━━━━━ Task material
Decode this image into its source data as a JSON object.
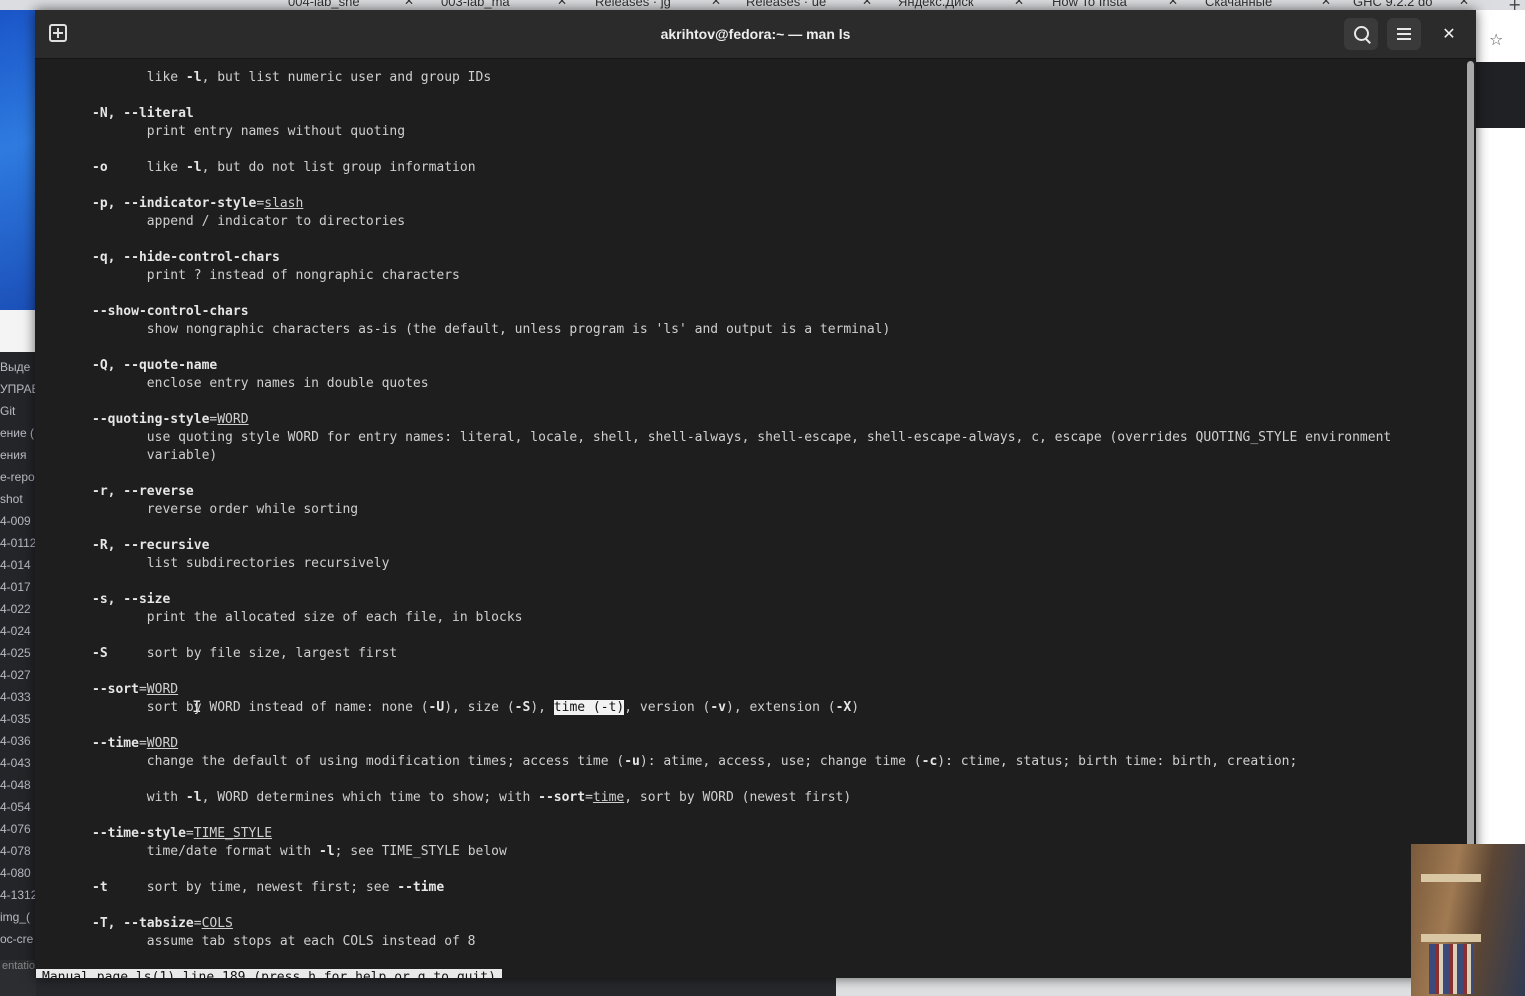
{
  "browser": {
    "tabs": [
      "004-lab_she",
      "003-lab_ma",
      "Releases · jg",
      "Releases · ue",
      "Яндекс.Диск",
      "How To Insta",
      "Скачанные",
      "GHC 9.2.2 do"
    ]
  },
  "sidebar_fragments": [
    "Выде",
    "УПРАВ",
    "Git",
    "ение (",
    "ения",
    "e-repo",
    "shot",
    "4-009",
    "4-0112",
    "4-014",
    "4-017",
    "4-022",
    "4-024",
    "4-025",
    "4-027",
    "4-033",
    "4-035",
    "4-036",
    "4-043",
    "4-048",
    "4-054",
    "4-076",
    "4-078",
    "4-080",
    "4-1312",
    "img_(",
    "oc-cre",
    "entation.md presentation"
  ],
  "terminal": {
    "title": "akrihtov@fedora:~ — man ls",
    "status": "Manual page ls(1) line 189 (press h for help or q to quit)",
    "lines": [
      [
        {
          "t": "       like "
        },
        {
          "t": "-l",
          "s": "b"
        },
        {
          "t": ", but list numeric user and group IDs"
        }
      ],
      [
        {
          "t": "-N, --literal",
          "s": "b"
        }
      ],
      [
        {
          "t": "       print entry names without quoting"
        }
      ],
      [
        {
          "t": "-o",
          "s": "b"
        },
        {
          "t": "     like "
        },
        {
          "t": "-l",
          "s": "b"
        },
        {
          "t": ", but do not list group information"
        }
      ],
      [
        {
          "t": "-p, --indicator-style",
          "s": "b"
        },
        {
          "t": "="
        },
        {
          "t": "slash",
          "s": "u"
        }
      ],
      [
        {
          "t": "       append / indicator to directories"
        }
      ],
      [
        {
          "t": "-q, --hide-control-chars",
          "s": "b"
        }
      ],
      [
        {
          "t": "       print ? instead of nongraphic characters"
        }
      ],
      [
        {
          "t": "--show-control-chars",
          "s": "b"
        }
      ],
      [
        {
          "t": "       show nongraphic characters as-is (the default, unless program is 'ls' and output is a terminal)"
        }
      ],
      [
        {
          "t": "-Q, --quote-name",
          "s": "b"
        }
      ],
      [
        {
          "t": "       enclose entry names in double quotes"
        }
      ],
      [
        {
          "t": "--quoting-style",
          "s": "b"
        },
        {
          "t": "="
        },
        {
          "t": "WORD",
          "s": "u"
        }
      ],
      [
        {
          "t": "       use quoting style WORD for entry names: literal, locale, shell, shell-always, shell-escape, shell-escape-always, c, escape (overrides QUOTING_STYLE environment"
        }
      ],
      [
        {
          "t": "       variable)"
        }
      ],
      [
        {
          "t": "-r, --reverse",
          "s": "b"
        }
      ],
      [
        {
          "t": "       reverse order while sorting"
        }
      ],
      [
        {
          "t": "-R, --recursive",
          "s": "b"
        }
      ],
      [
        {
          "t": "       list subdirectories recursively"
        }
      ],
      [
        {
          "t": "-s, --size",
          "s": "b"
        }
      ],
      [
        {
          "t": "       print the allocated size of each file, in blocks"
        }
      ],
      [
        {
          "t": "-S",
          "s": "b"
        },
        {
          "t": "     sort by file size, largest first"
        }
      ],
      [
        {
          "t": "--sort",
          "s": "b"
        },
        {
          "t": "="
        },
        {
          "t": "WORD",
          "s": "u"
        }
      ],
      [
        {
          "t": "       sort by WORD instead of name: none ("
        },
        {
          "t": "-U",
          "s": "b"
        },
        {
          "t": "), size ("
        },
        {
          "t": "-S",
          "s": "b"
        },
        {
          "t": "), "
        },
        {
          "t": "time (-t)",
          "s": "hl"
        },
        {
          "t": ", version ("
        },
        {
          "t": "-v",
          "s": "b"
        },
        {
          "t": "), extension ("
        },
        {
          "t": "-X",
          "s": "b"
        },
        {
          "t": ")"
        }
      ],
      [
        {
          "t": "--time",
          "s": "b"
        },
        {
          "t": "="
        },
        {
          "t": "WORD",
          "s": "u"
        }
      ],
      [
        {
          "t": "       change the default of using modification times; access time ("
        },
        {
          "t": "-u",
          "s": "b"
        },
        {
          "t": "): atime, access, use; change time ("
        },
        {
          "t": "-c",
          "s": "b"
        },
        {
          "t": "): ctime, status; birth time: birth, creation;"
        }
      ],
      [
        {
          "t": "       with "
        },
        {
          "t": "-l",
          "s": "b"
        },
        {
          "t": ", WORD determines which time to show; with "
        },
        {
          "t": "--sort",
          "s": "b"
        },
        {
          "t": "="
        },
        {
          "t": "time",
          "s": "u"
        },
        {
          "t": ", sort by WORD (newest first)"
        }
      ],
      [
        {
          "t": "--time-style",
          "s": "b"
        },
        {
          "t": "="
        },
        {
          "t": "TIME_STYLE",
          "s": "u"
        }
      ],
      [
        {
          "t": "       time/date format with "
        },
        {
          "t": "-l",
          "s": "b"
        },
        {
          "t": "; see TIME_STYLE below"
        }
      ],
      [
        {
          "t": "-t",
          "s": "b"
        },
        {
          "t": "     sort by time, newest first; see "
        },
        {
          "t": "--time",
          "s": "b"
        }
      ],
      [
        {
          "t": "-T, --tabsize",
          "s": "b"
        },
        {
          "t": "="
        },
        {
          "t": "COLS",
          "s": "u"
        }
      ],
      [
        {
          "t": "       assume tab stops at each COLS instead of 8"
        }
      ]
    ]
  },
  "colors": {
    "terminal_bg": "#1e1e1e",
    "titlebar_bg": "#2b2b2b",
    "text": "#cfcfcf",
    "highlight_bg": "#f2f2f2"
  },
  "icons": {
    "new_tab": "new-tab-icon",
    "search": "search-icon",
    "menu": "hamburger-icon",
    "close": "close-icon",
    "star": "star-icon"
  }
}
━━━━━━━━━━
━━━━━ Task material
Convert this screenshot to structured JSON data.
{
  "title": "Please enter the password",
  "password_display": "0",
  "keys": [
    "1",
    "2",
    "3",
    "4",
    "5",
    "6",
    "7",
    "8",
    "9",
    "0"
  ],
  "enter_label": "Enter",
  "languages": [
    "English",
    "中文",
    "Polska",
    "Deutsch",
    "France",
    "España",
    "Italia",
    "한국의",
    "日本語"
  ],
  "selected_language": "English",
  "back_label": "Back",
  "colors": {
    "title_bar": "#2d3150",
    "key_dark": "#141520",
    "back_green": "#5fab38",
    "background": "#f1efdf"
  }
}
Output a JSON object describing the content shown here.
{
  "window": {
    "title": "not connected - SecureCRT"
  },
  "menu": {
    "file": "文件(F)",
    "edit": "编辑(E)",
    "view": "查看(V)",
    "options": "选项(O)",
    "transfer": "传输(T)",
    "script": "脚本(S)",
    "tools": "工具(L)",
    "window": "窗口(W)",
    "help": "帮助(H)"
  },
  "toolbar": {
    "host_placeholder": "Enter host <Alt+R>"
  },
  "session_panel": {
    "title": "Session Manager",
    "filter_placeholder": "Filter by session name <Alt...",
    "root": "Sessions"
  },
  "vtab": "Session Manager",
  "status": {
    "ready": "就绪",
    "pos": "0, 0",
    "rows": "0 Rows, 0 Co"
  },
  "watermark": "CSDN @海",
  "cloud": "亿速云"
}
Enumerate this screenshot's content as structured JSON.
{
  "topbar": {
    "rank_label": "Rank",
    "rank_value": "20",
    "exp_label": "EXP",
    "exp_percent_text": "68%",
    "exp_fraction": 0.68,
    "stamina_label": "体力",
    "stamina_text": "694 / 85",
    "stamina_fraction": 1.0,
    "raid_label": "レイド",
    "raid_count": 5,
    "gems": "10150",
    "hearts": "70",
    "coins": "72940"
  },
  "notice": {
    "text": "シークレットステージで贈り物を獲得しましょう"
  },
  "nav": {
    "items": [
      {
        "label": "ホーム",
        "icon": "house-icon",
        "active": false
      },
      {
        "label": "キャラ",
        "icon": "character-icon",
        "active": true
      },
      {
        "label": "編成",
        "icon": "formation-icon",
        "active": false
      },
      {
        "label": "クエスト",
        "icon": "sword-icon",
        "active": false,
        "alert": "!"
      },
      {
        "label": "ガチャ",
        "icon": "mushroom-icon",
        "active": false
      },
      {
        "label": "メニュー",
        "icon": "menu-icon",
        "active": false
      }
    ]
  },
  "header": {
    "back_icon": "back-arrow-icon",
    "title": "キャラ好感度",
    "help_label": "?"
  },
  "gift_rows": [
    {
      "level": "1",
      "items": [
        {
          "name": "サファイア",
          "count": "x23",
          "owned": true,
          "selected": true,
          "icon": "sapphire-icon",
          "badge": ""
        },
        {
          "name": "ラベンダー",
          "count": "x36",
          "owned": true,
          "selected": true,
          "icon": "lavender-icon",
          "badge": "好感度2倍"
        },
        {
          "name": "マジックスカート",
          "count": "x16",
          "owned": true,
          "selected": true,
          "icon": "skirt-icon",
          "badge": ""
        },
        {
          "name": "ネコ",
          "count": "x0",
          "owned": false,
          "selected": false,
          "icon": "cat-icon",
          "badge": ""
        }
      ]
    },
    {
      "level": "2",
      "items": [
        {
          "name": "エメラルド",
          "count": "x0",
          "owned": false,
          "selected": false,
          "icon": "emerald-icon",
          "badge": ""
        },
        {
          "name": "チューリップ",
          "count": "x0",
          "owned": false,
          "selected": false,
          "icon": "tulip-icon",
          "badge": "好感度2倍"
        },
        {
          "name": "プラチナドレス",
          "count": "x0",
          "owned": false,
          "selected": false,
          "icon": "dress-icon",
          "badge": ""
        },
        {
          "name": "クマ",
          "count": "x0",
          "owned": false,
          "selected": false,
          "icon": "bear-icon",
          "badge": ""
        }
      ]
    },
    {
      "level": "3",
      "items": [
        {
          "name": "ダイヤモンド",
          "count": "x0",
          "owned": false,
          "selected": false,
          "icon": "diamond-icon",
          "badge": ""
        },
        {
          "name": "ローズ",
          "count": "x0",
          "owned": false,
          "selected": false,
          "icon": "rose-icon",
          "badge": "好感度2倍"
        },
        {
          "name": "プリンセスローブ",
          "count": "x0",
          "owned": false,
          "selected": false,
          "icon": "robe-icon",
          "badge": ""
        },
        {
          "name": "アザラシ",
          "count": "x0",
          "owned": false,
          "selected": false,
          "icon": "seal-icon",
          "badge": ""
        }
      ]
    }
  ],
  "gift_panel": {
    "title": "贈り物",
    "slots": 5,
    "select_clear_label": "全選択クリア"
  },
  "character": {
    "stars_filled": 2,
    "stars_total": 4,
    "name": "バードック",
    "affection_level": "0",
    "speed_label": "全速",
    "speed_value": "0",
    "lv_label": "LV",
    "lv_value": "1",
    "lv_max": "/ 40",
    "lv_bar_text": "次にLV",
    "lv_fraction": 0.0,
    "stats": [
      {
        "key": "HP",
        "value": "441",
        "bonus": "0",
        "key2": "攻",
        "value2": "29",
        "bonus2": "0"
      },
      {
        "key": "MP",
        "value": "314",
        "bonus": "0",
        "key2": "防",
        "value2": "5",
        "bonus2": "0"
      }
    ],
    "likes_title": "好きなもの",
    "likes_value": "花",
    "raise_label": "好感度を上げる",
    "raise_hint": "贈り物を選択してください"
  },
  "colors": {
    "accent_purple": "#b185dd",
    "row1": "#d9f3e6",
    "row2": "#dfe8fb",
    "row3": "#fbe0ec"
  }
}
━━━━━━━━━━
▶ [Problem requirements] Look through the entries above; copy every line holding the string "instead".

▶ [Output below]
          "t": "       print ? instead of nongraphic characters"
          "t": "       sort by WORD instead of name: none ("
          "t": "       assume tab stops at each COLS instead of 8"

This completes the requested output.